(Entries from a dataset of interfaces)
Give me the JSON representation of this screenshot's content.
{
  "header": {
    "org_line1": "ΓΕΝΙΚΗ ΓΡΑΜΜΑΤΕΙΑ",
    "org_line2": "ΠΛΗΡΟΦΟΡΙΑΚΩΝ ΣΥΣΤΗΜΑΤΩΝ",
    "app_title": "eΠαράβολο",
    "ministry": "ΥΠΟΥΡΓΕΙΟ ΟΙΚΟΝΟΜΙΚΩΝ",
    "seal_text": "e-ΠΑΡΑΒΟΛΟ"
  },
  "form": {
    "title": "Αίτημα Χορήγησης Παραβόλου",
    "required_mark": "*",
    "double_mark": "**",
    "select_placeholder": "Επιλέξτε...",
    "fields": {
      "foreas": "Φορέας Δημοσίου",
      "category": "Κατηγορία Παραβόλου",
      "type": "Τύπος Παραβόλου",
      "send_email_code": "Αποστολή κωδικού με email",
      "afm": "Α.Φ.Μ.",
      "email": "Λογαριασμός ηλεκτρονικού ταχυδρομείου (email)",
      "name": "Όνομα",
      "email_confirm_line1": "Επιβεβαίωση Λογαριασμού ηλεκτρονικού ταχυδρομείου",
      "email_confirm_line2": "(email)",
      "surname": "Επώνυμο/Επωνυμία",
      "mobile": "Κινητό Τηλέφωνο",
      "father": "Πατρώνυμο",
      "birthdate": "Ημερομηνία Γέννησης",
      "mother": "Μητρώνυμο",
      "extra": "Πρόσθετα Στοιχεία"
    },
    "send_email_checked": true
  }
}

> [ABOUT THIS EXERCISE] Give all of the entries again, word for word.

> [WORKED SOLUTION]
Give me the JSON representation of this screenshot's content.
{
  "header": {
    "org_line1": "ΓΕΝΙΚΗ ΓΡΑΜΜΑΤΕΙΑ",
    "org_line2": "ΠΛΗΡΟΦΟΡΙΑΚΩΝ ΣΥΣΤΗΜΑΤΩΝ",
    "app_title": "eΠαράβολο",
    "ministry": "ΥΠΟΥΡΓΕΙΟ ΟΙΚΟΝΟΜΙΚΩΝ",
    "seal_text": "e-ΠΑΡΑΒΟΛΟ"
  },
  "form": {
    "title": "Αίτημα Χορήγησης Παραβόλου",
    "required_mark": "*",
    "double_mark": "**",
    "select_placeholder": "Επιλέξτε...",
    "fields": {
      "foreas": "Φορέας Δημοσίου",
      "category": "Κατηγορία Παραβόλου",
      "type": "Τύπος Παραβόλου",
      "send_email_code": "Αποστολή κωδικού με email",
      "afm": "Α.Φ.Μ.",
      "email": "Λογαριασμός ηλεκτρονικού ταχυδρομείου (email)",
      "name": "Όνομα",
      "email_confirm_line1": "Επιβεβαίωση Λογαριασμού ηλεκτρονικού ταχυδρομείου",
      "email_confirm_line2": "(email)",
      "surname": "Επώνυμο/Επωνυμία",
      "mobile": "Κινητό Τηλέφωνο",
      "father": "Πατρώνυμο",
      "birthdate": "Ημερομηνία Γέννησης",
      "mother": "Μητρώνυμο",
      "extra": "Πρόσθετα Στοιχεία"
    },
    "send_email_checked": true
  }
}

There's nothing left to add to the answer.